*DATA FOR ANALYSIS*.
/---

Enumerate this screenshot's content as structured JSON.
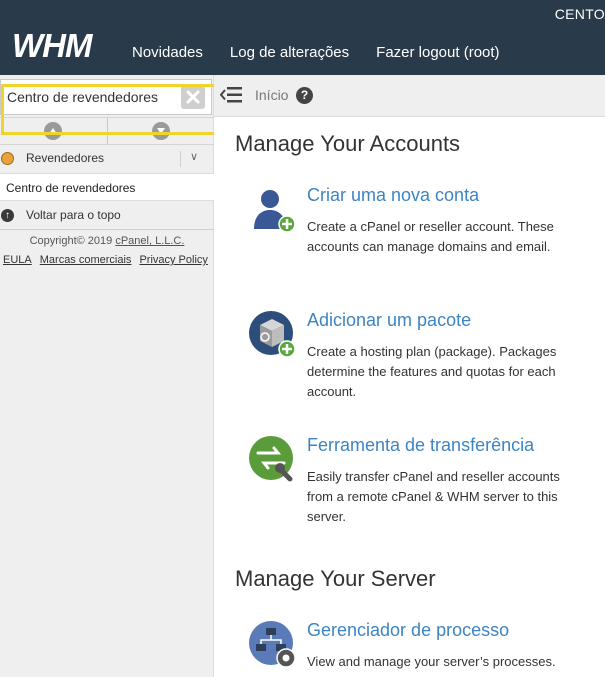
{
  "header": {
    "top_right_text": "CENTO",
    "logo_text": "WHM",
    "nav": [
      "Novidades",
      "Log de alterações",
      "Fazer logout (root)"
    ]
  },
  "sidebar": {
    "search_value": "Centro de revendedores",
    "category_label": "Revendedores",
    "category_chevron": "∨",
    "sub_item": "Centro de revendedores",
    "back_to_top": "Voltar para o topo",
    "copyright_prefix": "Copyright© 2019 ",
    "copyright_link": "cPanel, L.L.C.",
    "footer_links": [
      "EULA",
      "Marcas comerciais",
      "Privacy Policy"
    ]
  },
  "breadcrumb": {
    "home": "Início",
    "help": "?"
  },
  "main": {
    "section1_title": "Manage Your Accounts",
    "section2_title": "Manage Your Server",
    "features": [
      {
        "title": "Criar uma nova conta",
        "description": "Create a cPanel or reseller account. These accounts can manage domains and email."
      },
      {
        "title": "Adicionar um pacote",
        "description": "Create a hosting plan (package). Packages determine the features and quotas for each account."
      },
      {
        "title": "Ferramenta de transferência",
        "description": "Easily transfer cPanel and reseller accounts from a remote cPanel & WHM server to this server."
      },
      {
        "title": "Gerenciador de processo",
        "description": "View and manage your server’s processes."
      }
    ]
  },
  "colors": {
    "header_bg": "#293a4a",
    "link_blue": "#3d84c3",
    "highlight": "#f0d32c",
    "sidebar_bg": "#efefef"
  }
}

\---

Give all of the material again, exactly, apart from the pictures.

*OUTPUT*.
Enumerate this screenshot's content as structured JSON.
{
  "header": {
    "top_right_text": "CENTO",
    "logo_text": "WHM",
    "nav": [
      "Novidades",
      "Log de alterações",
      "Fazer logout (root)"
    ]
  },
  "sidebar": {
    "search_value": "Centro de revendedores",
    "category_label": "Revendedores",
    "category_chevron": "∨",
    "sub_item": "Centro de revendedores",
    "back_to_top": "Voltar para o topo",
    "copyright_prefix": "Copyright© 2019 ",
    "copyright_link": "cPanel, L.L.C.",
    "footer_links": [
      "EULA",
      "Marcas comerciais",
      "Privacy Policy"
    ]
  },
  "breadcrumb": {
    "home": "Início",
    "help": "?"
  },
  "main": {
    "section1_title": "Manage Your Accounts",
    "section2_title": "Manage Your Server",
    "features": [
      {
        "title": "Criar uma nova conta",
        "description": "Create a cPanel or reseller account. These accounts can manage domains and email."
      },
      {
        "title": "Adicionar um pacote",
        "description": "Create a hosting plan (package). Packages determine the features and quotas for each account."
      },
      {
        "title": "Ferramenta de transferência",
        "description": "Easily transfer cPanel and reseller accounts from a remote cPanel & WHM server to this server."
      },
      {
        "title": "Gerenciador de processo",
        "description": "View and manage your server’s processes."
      }
    ]
  },
  "colors": {
    "header_bg": "#293a4a",
    "link_blue": "#3d84c3",
    "highlight": "#f0d32c",
    "sidebar_bg": "#efefef"
  }
}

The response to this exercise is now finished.